The latest quarterly state revenue forecast released yesterday continues a recent trend of slightly more positive projections. Revenue collections for the recently started 2013-2015 biennial budget are now projected to come in $345 million higher than the June forecast, an increase equivalent to about one percent of the total state budget.
For years, heading into the Great Recession and out through the anemic recovery, we'd seen a string of quarterly revenue forecasts each revised lower than the last. That resulted not only in bitter biennial budget writing sessions, but also in contentious supplemental budget battles during the intervening sessions, as lawmakers scraped to trim mid-budget spending in the face of lower than expected revenue. But barring some sort of congressional-induced economic collapse, the 2014 legislative session should break that pattern. The only budget debate this coming session will likely be over how to spend the extra money, and dollars to donuts the bulk of that new revenue will go toward court-mandated K-12 spending and padding our dangerously thin budget reserves. So don't expect budgetary fireworks this coming session.
Not that there should be any. For despite this vaguely positive revenue forecast, tax collections continue to come in far below the level necessary to maintain current services at constant levels, let alone spend the billions a year more on K-12 education that the Supreme Court's McCleary decision has demanded. Yes, state revenues are projected to come in at a record high, but not when you adjust for inflation. Indeed, according to an analysis from the Washington State Budget & Policy Center, inflation-adjusted state revenue isn't projected to surpass the 2008 peak until 2017:
Washington State Budget & Policy Center
Nearly a decade after the economic collapse, inflation-adjusted state revenue will have barely crept up above pre-recession levels—and that's after nearly a decade of population and economic growth. That's unsustainable. And there's no projected jump in revenue after that. Without tax structure reform—finding the will and the way to tax income and extend the sales tax to growing segments of our service economy—state revenue simply cannot keep up with growth in demand for state services.
Or to put the crisis in more immediate terms, without new taxes, the legislature simply cannot meet the court-ordered K-12 funding requirements demanded under McCleary. To be clear, Washington State is facing a constitutional crisis. The court has ordered billions of dollars a year more for public education, an order with which the legislature will not comply. Yet the court lacks the authority to levy taxes. So how does the court enforce its will?

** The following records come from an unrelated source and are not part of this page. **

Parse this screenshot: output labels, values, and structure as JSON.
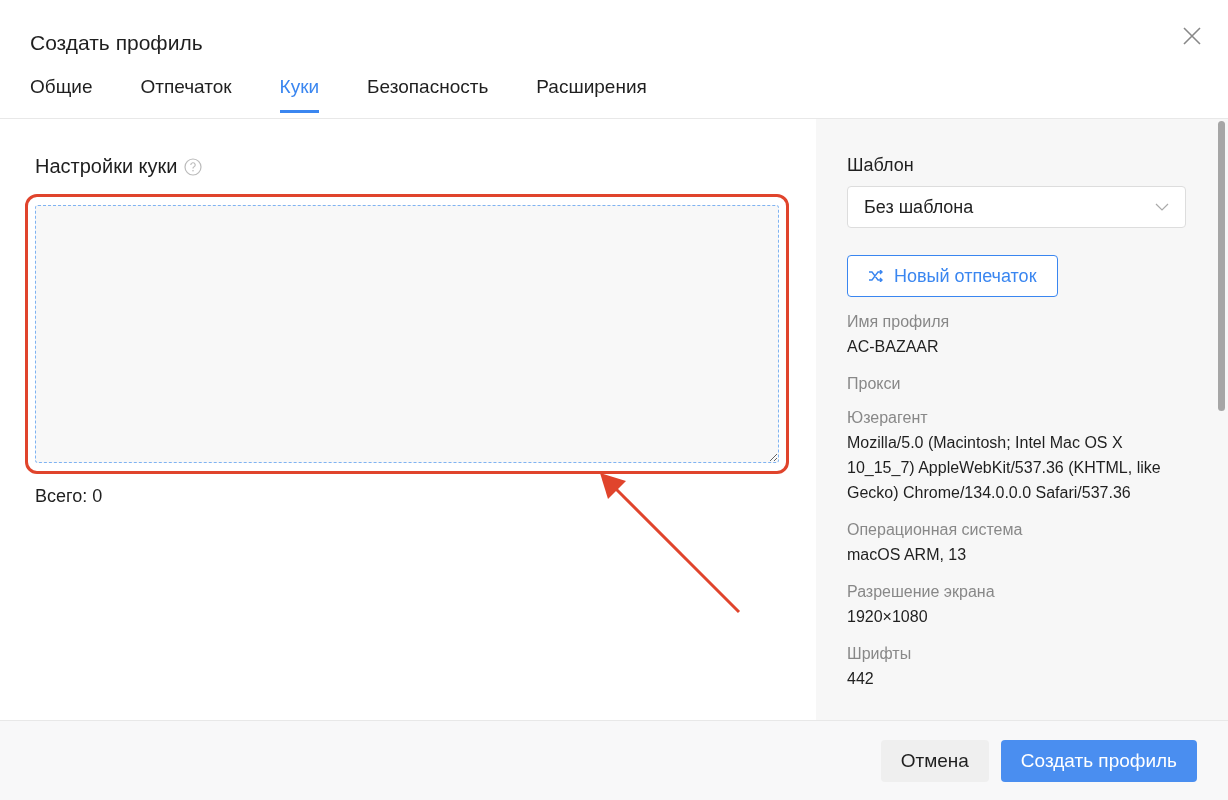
{
  "dialog": {
    "title": "Создать профиль"
  },
  "tabs": [
    {
      "label": "Общие",
      "selected": false
    },
    {
      "label": "Отпечаток",
      "selected": false
    },
    {
      "label": "Куки",
      "selected": true
    },
    {
      "label": "Безопасность",
      "selected": false
    },
    {
      "label": "Расширения",
      "selected": false
    }
  ],
  "cookies": {
    "heading": "Настройки куки",
    "total": "Всего: 0"
  },
  "sidebar": {
    "template_label": "Шаблон",
    "template_value": "Без шаблона",
    "new_fingerprint_button": "Новый отпечаток",
    "fields": [
      {
        "label": "Имя профиля",
        "value": "AC-BAZAAR"
      },
      {
        "label": "Прокси"
      },
      {
        "label": "Юзерагент",
        "value": "Mozilla/5.0 (Macintosh; Intel Mac OS X 10_15_7) AppleWebKit/537.36 (KHTML, like Gecko) Chrome/134.0.0.0 Safari/537.36"
      },
      {
        "label": "Операционная система",
        "value": "macOS ARM, 13"
      },
      {
        "label": "Разрешение экрана",
        "value": "1920×1080"
      },
      {
        "label": "Шрифты",
        "value": "442"
      }
    ]
  },
  "footer": {
    "buttons": [
      "Отмена",
      "Создать профиль"
    ]
  }
}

That's the crisis legislators better get a head start on this session. Without a supplemental budget battle to take up their time, they need to start laying the political groundwork for the substantial tax increases that will be necessary to both avoid a default on McCleary, and to sustain the public services and investments necessary to assure Washington's future economic growth.